Aim of the exercise:
Exactly as they stand, give the records below again, with no images.

Records for processing:

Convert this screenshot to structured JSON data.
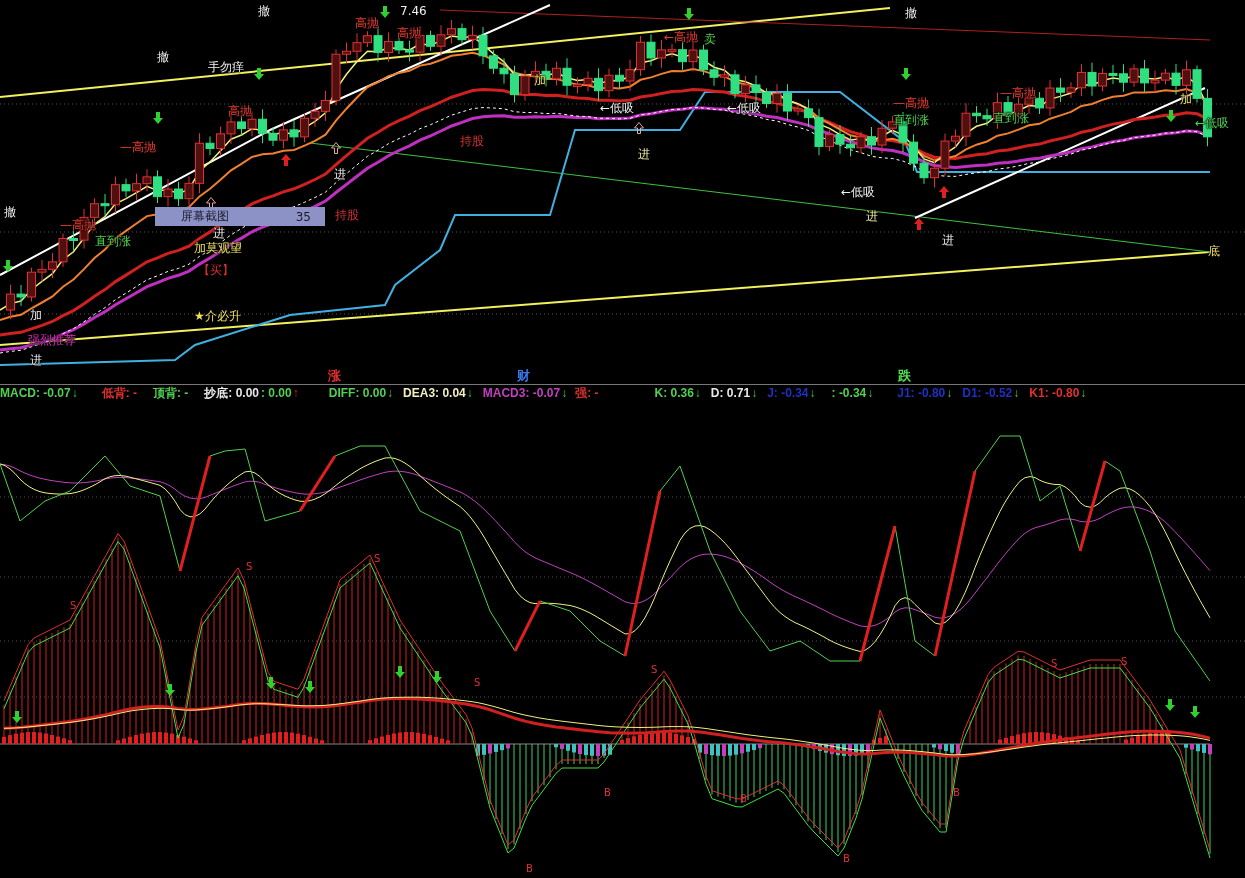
{
  "main_chart": {
    "annotations": [
      {
        "text": "撤",
        "kind": "note"
      },
      {
        "text": "撤",
        "kind": "note"
      },
      {
        "text": "手勿痒",
        "kind": "note"
      },
      {
        "text": "—高抛",
        "kind": "sell"
      },
      {
        "text": "撤",
        "kind": "note"
      },
      {
        "text": "持股",
        "kind": "hold"
      },
      {
        "text": "—高抛",
        "kind": "sell"
      },
      {
        "text": "直到涨",
        "kind": "rise"
      },
      {
        "text": "进",
        "kind": "note"
      },
      {
        "text": "加莫观望",
        "kind": "watch"
      },
      {
        "text": "【买】",
        "kind": "hold"
      },
      {
        "text": "加",
        "kind": "note"
      },
      {
        "text": "★介必升",
        "kind": "watch"
      },
      {
        "text": "强烈推荐",
        "kind": "recommend"
      },
      {
        "text": "进",
        "kind": "note"
      },
      {
        "text": "进",
        "kind": "note"
      },
      {
        "text": "高抛",
        "kind": "sell"
      },
      {
        "text": "高抛",
        "kind": "sell"
      },
      {
        "text": "高抛",
        "kind": "sell"
      },
      {
        "text": "7.46",
        "kind": "note"
      },
      {
        "text": "持股",
        "kind": "hold"
      },
      {
        "text": "加",
        "kind": "watch"
      },
      {
        "text": "←低吸",
        "kind": "note"
      },
      {
        "text": "进",
        "kind": "entry"
      },
      {
        "text": "←高抛",
        "kind": "sell"
      },
      {
        "text": "卖",
        "kind": "rise"
      },
      {
        "text": "←低吸",
        "kind": "note"
      },
      {
        "text": "←低吸",
        "kind": "note"
      },
      {
        "text": "进",
        "kind": "entry"
      },
      {
        "text": "—高抛",
        "kind": "sell"
      },
      {
        "text": "直到涨",
        "kind": "rise"
      },
      {
        "text": "—高抛",
        "kind": "sell"
      },
      {
        "text": "直到涨",
        "kind": "rise"
      },
      {
        "text": "进",
        "kind": "note"
      },
      {
        "text": "←低吸",
        "kind": "rise"
      },
      {
        "text": "加",
        "kind": "watch"
      },
      {
        "text": "底",
        "kind": "watch"
      },
      {
        "text": "撤",
        "kind": "note"
      }
    ]
  },
  "screenshot_tooltip": {
    "label": "屏幕截图",
    "count": "35"
  },
  "section_markers": [
    {
      "text": "涨",
      "color": "#e03030"
    },
    {
      "text": "财",
      "color": "#3a78f0"
    },
    {
      "text": "跌",
      "color": "#50e050"
    }
  ],
  "readouts": [
    {
      "text": "MACD: -0.07",
      "color": "#50d050",
      "arrow": "↓",
      "rising": false
    },
    {
      "text": "低背: -",
      "color": "#e03030"
    },
    {
      "text": "顶背: -",
      "color": "#50d050"
    },
    {
      "text": "抄底: 0.00",
      "color": "#e8e8e8"
    },
    {
      "text": ": 0.00",
      "color": "#50d050",
      "arrow": "↑",
      "rising": true
    },
    {
      "text": "DIFF: 0.00",
      "color": "#50d050",
      "arrow": "↓",
      "rising": false
    },
    {
      "text": "DEA3: 0.04",
      "color": "#f0f0c0",
      "arrow": "↓",
      "rising": false
    },
    {
      "text": "MACD3: -0.07",
      "color": "#c040c0",
      "arrow": "↓",
      "rising": false
    },
    {
      "text": "强: -",
      "color": "#e03030"
    },
    {
      "text": "K: 0.36",
      "color": "#50d050",
      "arrow": "↓",
      "rising": false
    },
    {
      "text": "D: 0.71",
      "color": "#e8e8e8",
      "arrow": "↓",
      "rising": false
    },
    {
      "text": "J: -0.34",
      "color": "#2030c0",
      "arrow": "↓",
      "rising": false
    },
    {
      "text": ": -0.34",
      "color": "#50d050",
      "arrow": "↓",
      "rising": false
    },
    {
      "text": "J1: -0.80",
      "color": "#2030c0",
      "arrow": "↓",
      "rising": false
    },
    {
      "text": "D1: -0.52",
      "color": "#2030c0",
      "arrow": "↓",
      "rising": false
    },
    {
      "text": "K1: -0.80",
      "color": "#e03030",
      "arrow": "↓",
      "rising": false
    }
  ],
  "oscillator": {
    "signals": [
      {
        "text": "S"
      },
      {
        "text": "S"
      },
      {
        "text": "S"
      },
      {
        "text": "S"
      },
      {
        "text": "S"
      },
      {
        "text": "S"
      },
      {
        "text": "S"
      },
      {
        "text": "B"
      },
      {
        "text": "B"
      },
      {
        "text": "B"
      },
      {
        "text": "B"
      },
      {
        "text": "B"
      }
    ]
  }
}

Exercise result:
Convert this screenshot to structured JSON data.
{
  "main_chart": {
    "annotations": [
      {
        "text": "撤",
        "kind": "note"
      },
      {
        "text": "撤",
        "kind": "note"
      },
      {
        "text": "手勿痒",
        "kind": "note"
      },
      {
        "text": "—高抛",
        "kind": "sell"
      },
      {
        "text": "撤",
        "kind": "note"
      },
      {
        "text": "持股",
        "kind": "hold"
      },
      {
        "text": "—高抛",
        "kind": "sell"
      },
      {
        "text": "直到涨",
        "kind": "rise"
      },
      {
        "text": "进",
        "kind": "note"
      },
      {
        "text": "加莫观望",
        "kind": "watch"
      },
      {
        "text": "【买】",
        "kind": "hold"
      },
      {
        "text": "加",
        "kind": "note"
      },
      {
        "text": "★介必升",
        "kind": "watch"
      },
      {
        "text": "强烈推荐",
        "kind": "recommend"
      },
      {
        "text": "进",
        "kind": "note"
      },
      {
        "text": "进",
        "kind": "note"
      },
      {
        "text": "高抛",
        "kind": "sell"
      },
      {
        "text": "高抛",
        "kind": "sell"
      },
      {
        "text": "高抛",
        "kind": "sell"
      },
      {
        "text": "7.46",
        "kind": "note"
      },
      {
        "text": "持股",
        "kind": "hold"
      },
      {
        "text": "加",
        "kind": "watch"
      },
      {
        "text": "←低吸",
        "kind": "note"
      },
      {
        "text": "进",
        "kind": "entry"
      },
      {
        "text": "←高抛",
        "kind": "sell"
      },
      {
        "text": "卖",
        "kind": "rise"
      },
      {
        "text": "←低吸",
        "kind": "note"
      },
      {
        "text": "←低吸",
        "kind": "note"
      },
      {
        "text": "进",
        "kind": "entry"
      },
      {
        "text": "—高抛",
        "kind": "sell"
      },
      {
        "text": "直到涨",
        "kind": "rise"
      },
      {
        "text": "—高抛",
        "kind": "sell"
      },
      {
        "text": "直到涨",
        "kind": "rise"
      },
      {
        "text": "进",
        "kind": "note"
      },
      {
        "text": "←低吸",
        "kind": "rise"
      },
      {
        "text": "加",
        "kind": "watch"
      },
      {
        "text": "底",
        "kind": "watch"
      },
      {
        "text": "撤",
        "kind": "note"
      }
    ]
  },
  "screenshot_tooltip": {
    "label": "屏幕截图",
    "count": "35"
  },
  "section_markers": [
    {
      "text": "涨",
      "color": "#e03030"
    },
    {
      "text": "财",
      "color": "#3a78f0"
    },
    {
      "text": "跌",
      "color": "#50e050"
    }
  ],
  "readouts": [
    {
      "text": "MACD: -0.07",
      "color": "#50d050",
      "arrow": "↓",
      "rising": false
    },
    {
      "text": "低背: -",
      "color": "#e03030"
    },
    {
      "text": "顶背: -",
      "color": "#50d050"
    },
    {
      "text": "抄底: 0.00",
      "color": "#e8e8e8"
    },
    {
      "text": ": 0.00",
      "color": "#50d050",
      "arrow": "↑",
      "rising": true
    },
    {
      "text": "DIFF: 0.00",
      "color": "#50d050",
      "arrow": "↓",
      "rising": false
    },
    {
      "text": "DEA3: 0.04",
      "color": "#f0f0c0",
      "arrow": "↓",
      "rising": false
    },
    {
      "text": "MACD3: -0.07",
      "color": "#c040c0",
      "arrow": "↓",
      "rising": false
    },
    {
      "text": "强: -",
      "color": "#e03030"
    },
    {
      "text": "K: 0.36",
      "color": "#50d050",
      "arrow": "↓",
      "rising": false
    },
    {
      "text": "D: 0.71",
      "color": "#e8e8e8",
      "arrow": "↓",
      "rising": false
    },
    {
      "text": "J: -0.34",
      "color": "#2030c0",
      "arrow": "↓",
      "rising": false
    },
    {
      "text": ": -0.34",
      "color": "#50d050",
      "arrow": "↓",
      "rising": false
    },
    {
      "text": "J1: -0.80",
      "color": "#2030c0",
      "arrow": "↓",
      "rising": false
    },
    {
      "text": "D1: -0.52",
      "color": "#2030c0",
      "arrow": "↓",
      "rising": false
    },
    {
      "text": "K1: -0.80",
      "color": "#e03030",
      "arrow": "↓",
      "rising": false
    }
  ],
  "oscillator": {
    "signals": [
      {
        "text": "S"
      },
      {
        "text": "S"
      },
      {
        "text": "S"
      },
      {
        "text": "S"
      },
      {
        "text": "S"
      },
      {
        "text": "S"
      },
      {
        "text": "S"
      },
      {
        "text": "B"
      },
      {
        "text": "B"
      },
      {
        "text": "B"
      },
      {
        "text": "B"
      },
      {
        "text": "B"
      }
    ]
  }
}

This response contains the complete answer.